If I had black or brown skin, I might welcome media executives, who saw me as virtuous by definition, and admire their determination to oppose those who would oppress me. I might then register that for all their fine sentiments, they did not allow anyone who looked like me on to the screen. A black actor played a doctor Lewis visited, but had just one line. In a certain light and from certain camera angles, one of the glamorous women returning to the college looked as she may have come from an Asian family. I had to stare at her so long and hard to decide if she was white or not, I worried I was developing the obsessiveness of an Apartheid-era policeman — never a healthy symptom — and turned away.
Media people hate the accusation that they deny work to ethnic minority actors as a matter of course. ITV executives said they were "shocked and appalled," by the boast of Brian True-May, the creator of Midsomer Murders that he wanted to keep them out of his "last bastion of Englishness". They required him to resign, but their outrage was synthetic. True-May could not take casting decisions alone. In any case, the black exclusion zone does not just cover Midsomer but virtually all historical dramas along with Miss Marple, Poirot, Kingdom, Doc Martin and, as we have seen, Lewis. The middlebrow hits that draw audiences of 8 million, and whose makers sell them overseas as representations of "quintessential Englishness" are all white, except for the subordinate roles. Commissioning editors might say that they cannot hire ethnic minority actors for historical dramas — although the RSC and National Theatre have practised colour-blind casting for years — but how can they justify excluding them from contemporary stories?

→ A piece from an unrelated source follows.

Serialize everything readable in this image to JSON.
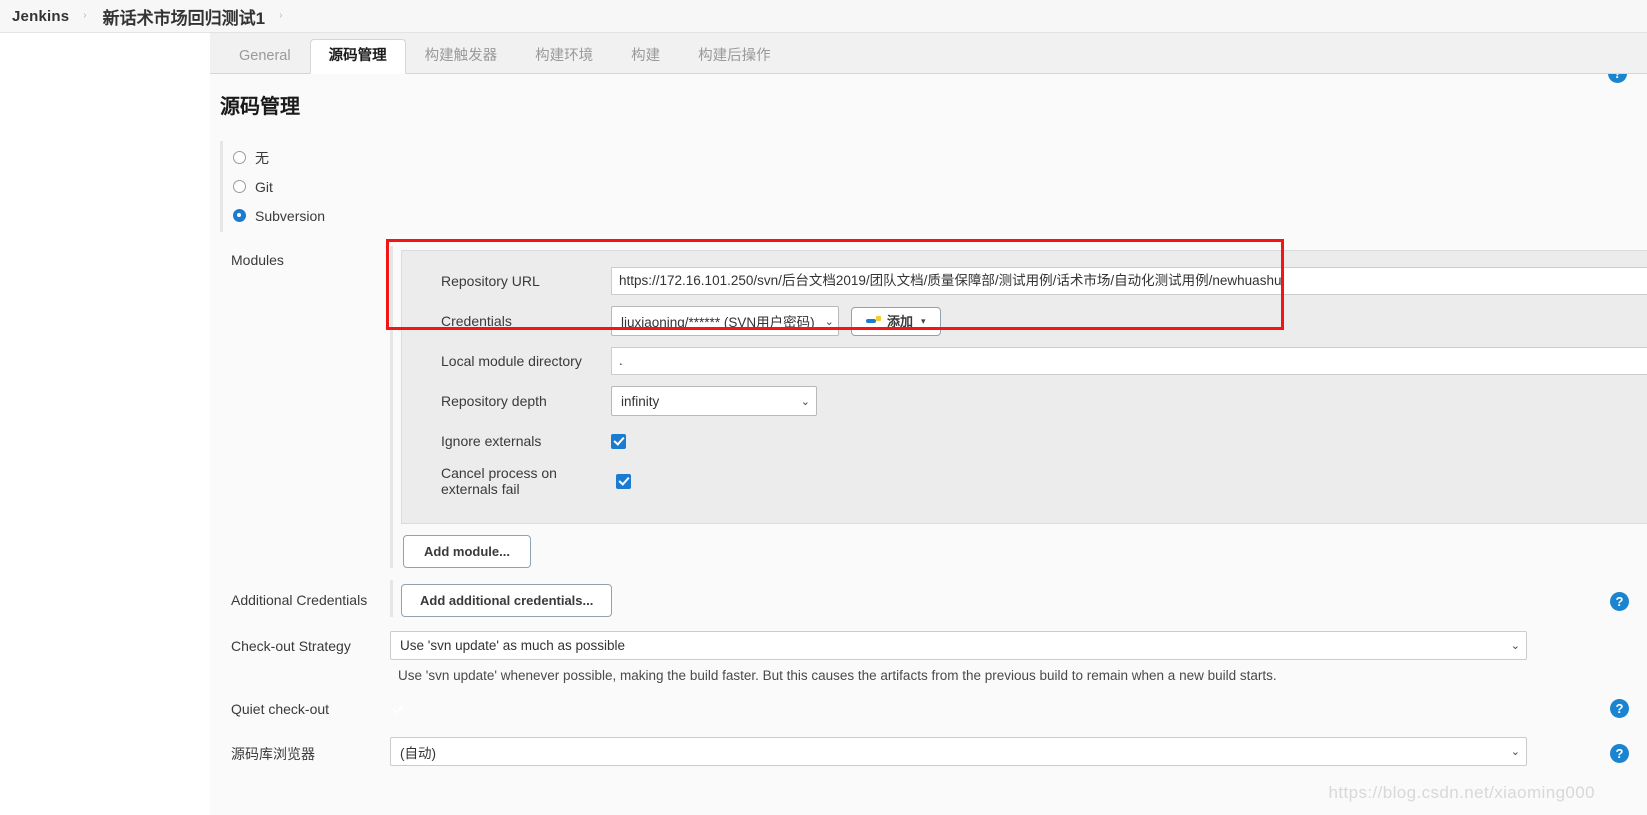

When True-May's superiors continued that his sentiments were "absolutely not shared by anyone at ITV," they inadvertently provided an explanation. The dominant culture in broadcasting is not True-May's creepy notions of Englishness but an unthinking liberalism that combines political correctness with a colour bar. They love the ethnic minorities in theory, but don't give them work in practice.
I cannot imagine a British television writer producing a script in which a black police officer made a false accusation against a white colleague to settle a score, or writing a comedy about the hypersensitivity on matters racial in the workplace. Nor can I imagine a thriller in which the murderer was a black man, unless, of course, white racism pushed him to kill. Producers do not think that they are denying black or Asian actors work as villains or as any other tainted character. They think, when they think about it all, which I am sure is not often, that they are combating racism by refusing to use plot lines that might appeal to prejudice, real or imagined.